If the sixth-seeded Sycamores beat third-seeded Illinois State Friday, it will give every team in the Valley 14 or more wins for the first time. That kind of balance bodes well for chaos at a win-or-go-home event.
No. 3 — History on Salukis' side
SIU faltered badly in its last two regular-season games, losing by 19 at home to Loyola and by 31 at Evansville, but history is on the Salukis' side for a rebound in St. Louis.
The second seed has lost its first game at the tournament only once in the last 27 years (a combined 53-1). The No. 2 seed has also won the tournament more than any other seed since it moved to a neutral floor (10 times). SIU is also 3-1 this season against the two teams it might play in Friday's quarterfinals, 2-0 against Missouri State and 1-1 against Valparaiso.
No. 4 — Injuries could play major role
During the non-conference season, injuries knocked out starters/projected starters for 63 games, including the 18 left by Saluki forward Thik Bol's knee injury. Evansville's Ryan Taylor, a first team all-conference pick, missed some time. Loyola guards Ben Richardson (10 games with a broken hand) and Custer (five games for sprained ankle) also missed some time, but things are looking up for most of the league.
SIU got forward Jonathan Wiley back after he missed 10 games with a knee injury, and Smith returned for the Purple Aces on Saturday. Bradley could be without starting point guard Darrell Brown, according to Braves coach Brian Wardle, for their tournament opener Friday, and Missouri State could be down forwards Reggie Scurry, Abdul Fofana and guard Ronnie Rousseau III, but everyone else will be as healthy as they've been going into the event.

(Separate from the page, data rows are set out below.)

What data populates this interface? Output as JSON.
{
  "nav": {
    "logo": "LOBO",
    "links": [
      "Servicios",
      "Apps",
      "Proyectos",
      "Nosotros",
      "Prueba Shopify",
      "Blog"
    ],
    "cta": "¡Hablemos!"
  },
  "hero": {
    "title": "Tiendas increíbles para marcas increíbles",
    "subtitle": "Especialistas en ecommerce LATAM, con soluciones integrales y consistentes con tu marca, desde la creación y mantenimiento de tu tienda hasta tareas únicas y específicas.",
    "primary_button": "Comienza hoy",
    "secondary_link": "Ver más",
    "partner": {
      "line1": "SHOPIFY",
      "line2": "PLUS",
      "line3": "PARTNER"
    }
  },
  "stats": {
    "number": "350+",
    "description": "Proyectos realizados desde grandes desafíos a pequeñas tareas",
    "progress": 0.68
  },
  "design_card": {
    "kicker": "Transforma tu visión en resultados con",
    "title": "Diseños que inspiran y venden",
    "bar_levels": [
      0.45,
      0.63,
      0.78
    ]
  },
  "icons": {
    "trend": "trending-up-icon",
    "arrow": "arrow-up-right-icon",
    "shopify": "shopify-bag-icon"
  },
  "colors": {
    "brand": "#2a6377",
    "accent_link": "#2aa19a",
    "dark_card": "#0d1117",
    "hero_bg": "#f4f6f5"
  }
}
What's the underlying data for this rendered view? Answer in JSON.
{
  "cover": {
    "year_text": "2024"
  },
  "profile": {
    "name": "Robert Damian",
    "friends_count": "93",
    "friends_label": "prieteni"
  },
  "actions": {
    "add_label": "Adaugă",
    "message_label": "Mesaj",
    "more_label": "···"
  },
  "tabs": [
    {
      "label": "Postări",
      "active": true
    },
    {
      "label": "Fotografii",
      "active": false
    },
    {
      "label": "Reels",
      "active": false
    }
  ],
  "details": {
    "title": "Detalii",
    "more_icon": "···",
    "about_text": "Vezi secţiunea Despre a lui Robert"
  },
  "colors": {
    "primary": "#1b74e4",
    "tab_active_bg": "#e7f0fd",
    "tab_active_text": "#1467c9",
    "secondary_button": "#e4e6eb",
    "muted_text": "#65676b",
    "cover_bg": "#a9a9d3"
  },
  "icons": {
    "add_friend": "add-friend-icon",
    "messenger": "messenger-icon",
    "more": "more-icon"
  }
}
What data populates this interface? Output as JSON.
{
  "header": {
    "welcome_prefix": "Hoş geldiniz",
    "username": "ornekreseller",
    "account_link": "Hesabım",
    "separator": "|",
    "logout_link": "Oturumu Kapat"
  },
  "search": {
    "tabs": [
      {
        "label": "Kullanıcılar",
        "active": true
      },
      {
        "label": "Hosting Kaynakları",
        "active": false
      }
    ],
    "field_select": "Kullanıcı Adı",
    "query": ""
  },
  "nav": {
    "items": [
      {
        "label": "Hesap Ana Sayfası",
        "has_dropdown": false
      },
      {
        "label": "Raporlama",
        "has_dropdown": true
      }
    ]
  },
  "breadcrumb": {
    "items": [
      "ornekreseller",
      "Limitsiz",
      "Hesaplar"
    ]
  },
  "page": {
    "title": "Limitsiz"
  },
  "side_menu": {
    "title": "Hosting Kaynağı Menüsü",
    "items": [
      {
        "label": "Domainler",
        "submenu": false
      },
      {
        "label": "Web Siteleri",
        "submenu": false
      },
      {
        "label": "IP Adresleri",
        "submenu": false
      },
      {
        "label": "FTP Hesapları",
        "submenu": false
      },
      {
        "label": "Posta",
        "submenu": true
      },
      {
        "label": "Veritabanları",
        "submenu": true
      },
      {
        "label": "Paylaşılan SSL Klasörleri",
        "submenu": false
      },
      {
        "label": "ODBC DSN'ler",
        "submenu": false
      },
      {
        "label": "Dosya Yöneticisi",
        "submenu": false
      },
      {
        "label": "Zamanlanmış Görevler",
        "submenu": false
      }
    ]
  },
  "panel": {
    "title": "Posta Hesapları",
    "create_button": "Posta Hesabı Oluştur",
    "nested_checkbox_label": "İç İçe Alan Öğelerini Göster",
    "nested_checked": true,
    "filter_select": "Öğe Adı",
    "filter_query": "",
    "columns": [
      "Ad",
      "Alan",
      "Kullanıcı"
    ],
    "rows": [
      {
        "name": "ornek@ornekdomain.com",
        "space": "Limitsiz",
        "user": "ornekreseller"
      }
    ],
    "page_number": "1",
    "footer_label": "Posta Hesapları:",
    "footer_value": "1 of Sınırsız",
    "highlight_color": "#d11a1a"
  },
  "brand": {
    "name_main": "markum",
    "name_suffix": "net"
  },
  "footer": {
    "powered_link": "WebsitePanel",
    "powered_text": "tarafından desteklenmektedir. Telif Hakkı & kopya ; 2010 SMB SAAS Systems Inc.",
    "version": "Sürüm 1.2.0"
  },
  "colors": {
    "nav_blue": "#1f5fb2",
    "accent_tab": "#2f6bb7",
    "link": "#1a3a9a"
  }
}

No. 5 — Your team could be the home team at the Scottrade Center
Walk-up sales will make a big difference in the attendance at this weekend's event, but in mid-February, Illinois State and Northern Iowa's fans showed the most initiative to try to make the Scottrade Center their homecourt.
Redbird fans and donors bought a league-high 475 all-session tickets from the school, according to ticket sale numbers released by the Valley, while Northern Iowa fans bought 300. Both paled in comparison to Wichita State's following, which bought 1,354 all-session tickets before the bracket was announced. Every MVC program is required to buy 225 all-session tickets from the league, which they can sell to the public, give to donors, or do a mix of both.
SIU fans bought 250 all-session tickets after buying 358 last season, when the Salukis were the fourth seeds and beat Loyola in the quarterfinals before losing to Illinois State. SIU's second-place finish this season was its best since winning the regular-season title in 2007.